The Rwandan genocide in 1994 killed nearly a million ethnic Tutsi and moderate Hutu -- and led to a mass exodus of mostly Hutu fearing reprisals into neighboring countries.
Pierre-Claver Ndacyayisenga, his wife and three children were among the hundreds of thousands who fled Rwanda. In his recently published book “Dying to Live,” the author, a Hutu, writes about traveling thousands of kilometers on foot without food and water. The family was forced to cross dangerous rivers and hide in animal-infested jungles from rebels hunting them.
“Many people wondered how we survived for so long in that jungle of the Democratic Republic of Congo, and this is a story to tell people: that you should never give up on your life,” he recounts.
The author said he spent five years hopping between refugee camps that stretched across the Democratic Republic of Congo; from Bukavu to Tingi Tingi, Ubundu, Obilo and other regions.
In one of the most touching moments of the book, the author relates how he was nearly separated from his wife in a disagreement over which route to take. One would cross the path of former DRC President Laurent Desire Kabila and his rebels heading from Kisangani to Kinshasa to oust long-time strongman Mobutu Sese Seko. The other route, he said, would put them in the cross hairs of the Rwandan Patriotic Army, which had assumed power in Kigali.
Speaking in French, he said, “I told my wife 'I am taking the route through the forest.Better to be killed slowly by insects, reptiles and others rather than being massacred by rebels.' My wife answered 'how can we do that with the children?' She responded that she would not follow me this time; she want to go through Kisangani.”
In a chilling account, he described how their son saved the day by convincing his mother to follow his father. He held back tears while recounting the story during our interview.
While those moments make the reader cry, other episodes in the book evoke humor.

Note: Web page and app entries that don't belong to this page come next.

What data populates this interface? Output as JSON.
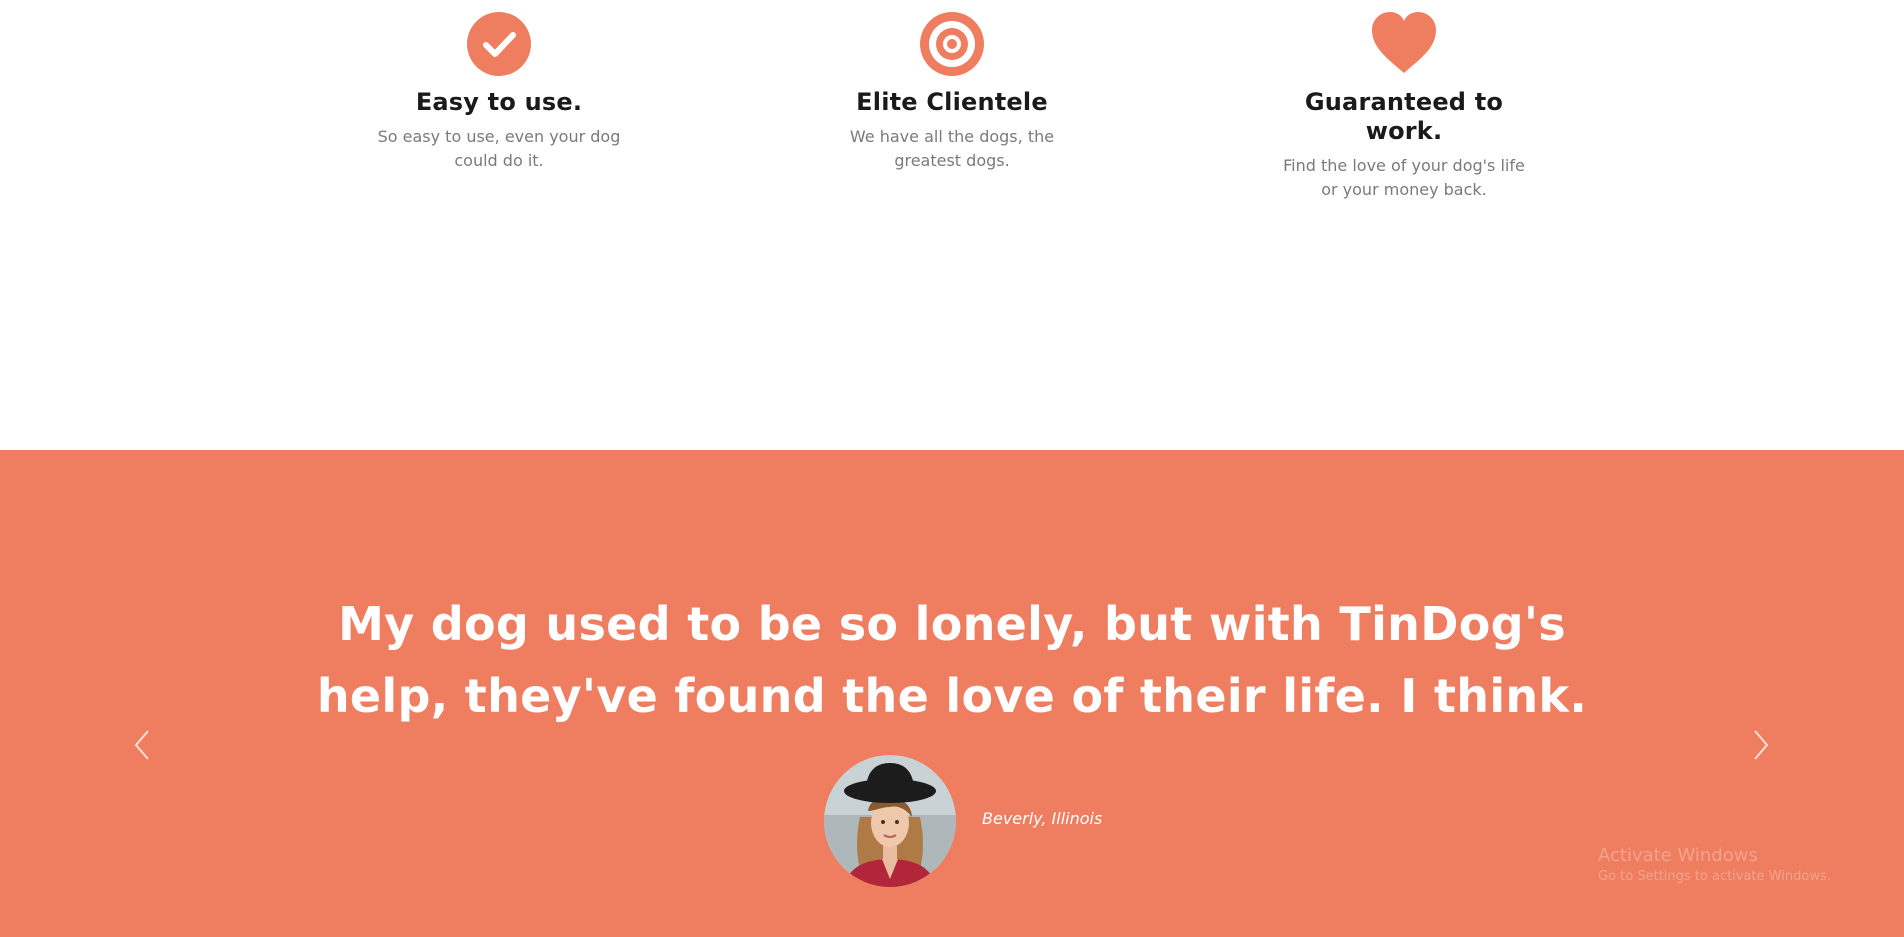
{
  "features": [
    {
      "icon": "check-circle-icon",
      "title": "Easy to use.",
      "text": "So easy to use, even your dog could do it."
    },
    {
      "icon": "bullseye-icon",
      "title": "Elite Clientele",
      "text": "We have all the dogs, the greatest dogs."
    },
    {
      "icon": "heart-icon",
      "title": "Guaranteed to work.",
      "text": "Find the love of your dog's life or your money back."
    }
  ],
  "testimonial": {
    "quote": "My dog used to be so lonely, but with TinDog's help, they've found the love of their life. I think.",
    "author": "Beverly, Illinois",
    "prev_icon": "chevron-left-icon",
    "next_icon": "chevron-right-icon"
  },
  "watermark": {
    "title": "Activate Windows",
    "subtitle": "Go to Settings to activate Windows."
  },
  "colors": {
    "accent": "#ef7e61",
    "heading": "#1a1a1a",
    "muted": "#7a7a7a",
    "white": "#ffffff"
  }
}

Sometimes, the family commissioned the acting talents of their three-year old daughter Emerance as they passed checkpoints -- stops where they were often mistreated and robbed of all their money. So, they decided to stash everything they had in the cast the little girl wore over a broken arm.
“She was very little, so we told her that we’d leave her behind and directed her to start crying after we passed the checkpoint pretending that her parents left her behind by accident,” he said with a smile.
Ndacyayisenga said the distraction worked, and check point guards seemed more interested in reuniting her with her family than in checking her cast.
He describes the lesson he wants people to take away from the book.
“What we lived through during this ordeal happened because of previous events, and I am talking about endless ethnic conflicts; basically, I want people to understand that evil breeds evil. When someone does something bad today, someone else will eventually pay for it later. Let’s respect human beings.”